Computer-related: Computer employees are those compensated either on a salary or fee basis at a rate no less than $684 per week or, if compensated on an hourly basis, no less than $27.63 an hour. Their primary duties must include the application of systems analysis techniques and procedures, or the design and development of computer systems or programs.
- Outside sales: An employee meets the outside sales exemption if their primary duty is making sales, or obtaining orders or contracts for services. They must regularly work outside the employer's primary workplace.
Maximum employee income for overtime
According to a new rule that the DOL started enforcing in 2020, all employees who make less than $35,568 a year must be paid overtime. This rule applies to both exempt and nonexempt employees.
Coupled with this rule is a provision that employers can use nondiscretionary bonuses and incentive payments such as commissions to meet up to 10% of the standard salary level outlined in the FLSA. These bonuses and incentives must be paid at least annually.
Did you know? The FLSA does not apply to certain types of employees, though even these employees are covered if they make less than $35,568 per year.
State overtime laws
In addition to federal laws, employers should be aware of how state laws affect their policies. The federal overtime protection rules are just a minimum, and some states go above and beyond them. It's as critical to acquaint yourself with state law as with federal law, and failure to do so could result in penalties at the state level even if you're compliant with federal law.
The following states have overtime laws that supersede the FLSA:
- Maryland (certain industries)
- New York
- West Virgina
In all other states, employers must follow the FLSA.
Federal overtime law changes
Federal overtime laws have changed in a few ways since 2016.
The Obama administration
Further complicating the overtime picture is a series of proposed rule changes that were raised, scrapped and then raised again. In 2016, the rules governing overtime protections seemed like they were about to change, but the rule change was scrapped at the eleventh hour.
In 2016, the Obama administration's DOL appeared ready to change the rules for employee exemptions. These changes would have tightened the definitions of each classification and raised the pay threshold to $913 per week, or a salary of $47,476. That change was expected to extend overtime protections to 4.2 million additional workers compared with the current regulations. Many businesses adjusted their policies in preparation for the change, which included shifting salaried employees to an hourly wage, but the rule change was ultimately scrapped after the Trump administration took office.
The Trump administration
In 2019, the Trump administration proposed an overtime rule change that would have set the income cutoff at $679 per week starting in 2020. This rule would have extended overtime protections to about 1 million more workers, leaving the status of workers making more than $679 per week unchanged.

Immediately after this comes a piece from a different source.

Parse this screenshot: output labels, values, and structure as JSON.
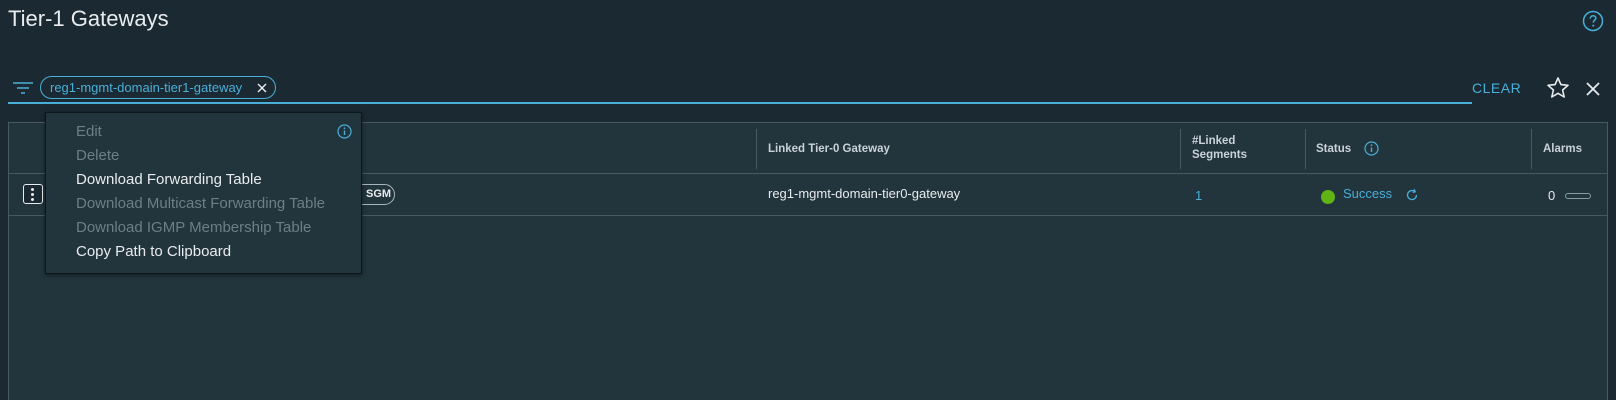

However, one report found that this rule would exclude 8 million employees from overtime pay whom the Obama-era rules would have included. The proposed rule change would not extend to first responders, nurses or construction workers either.

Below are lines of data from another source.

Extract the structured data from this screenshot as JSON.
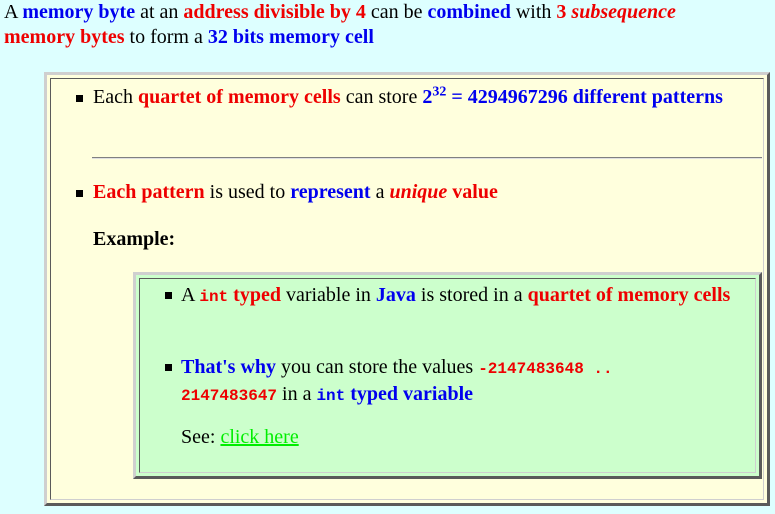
{
  "intro": {
    "t1": "A ",
    "t2": "memory byte",
    "t3": " at an ",
    "t4": "address divisible by 4",
    "t5": " can be ",
    "t6": "combined",
    "t7": " with ",
    "t8": "3 ",
    "t9": "subsequence",
    "t10": "memory bytes",
    "t11": " to form a ",
    "t12": "32 bits memory cell"
  },
  "point1": {
    "t1": "Each ",
    "t2": "quartet of memory cells",
    "t3": " can store ",
    "t4": "2",
    "t4sup": "32",
    "t5": " = 4294967296 different patterns"
  },
  "point2": {
    "t1": "Each pattern",
    "t2": " is used to ",
    "t3": "represent",
    "t4": " a ",
    "t5": "unique",
    "t6": " value"
  },
  "example_label": "Example:",
  "example": {
    "a": {
      "t1": "A ",
      "t2": "int",
      "t3": " typed",
      "t4": " variable in ",
      "t5": "Java",
      "t6": " is stored in a ",
      "t7": "quartet of memory cells"
    },
    "b": {
      "t1": "That's why",
      "t2": " you can store the values ",
      "t3": "-2147483648 ..",
      "t4": "2147483647",
      "t5": " in a ",
      "t6": "int",
      "t7": " typed variable"
    },
    "see_label": "See: ",
    "link": "click here"
  }
}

Ultimately, the Trump administration's proposed changes were implemented with slightly different numbers. In September 2019, the DOL formally raised the maximum salary at which all workers must receive overtime to $684 per week ($35,568 per year) from its prior $455 a week. This change went into effect in 2020 and purportedly did, as expected, make 1 million more employees eligible for overtime pay.
Adam Uzialko contributed to the writing and reporting in this article. Source interviews were conducted for a previous version of this article.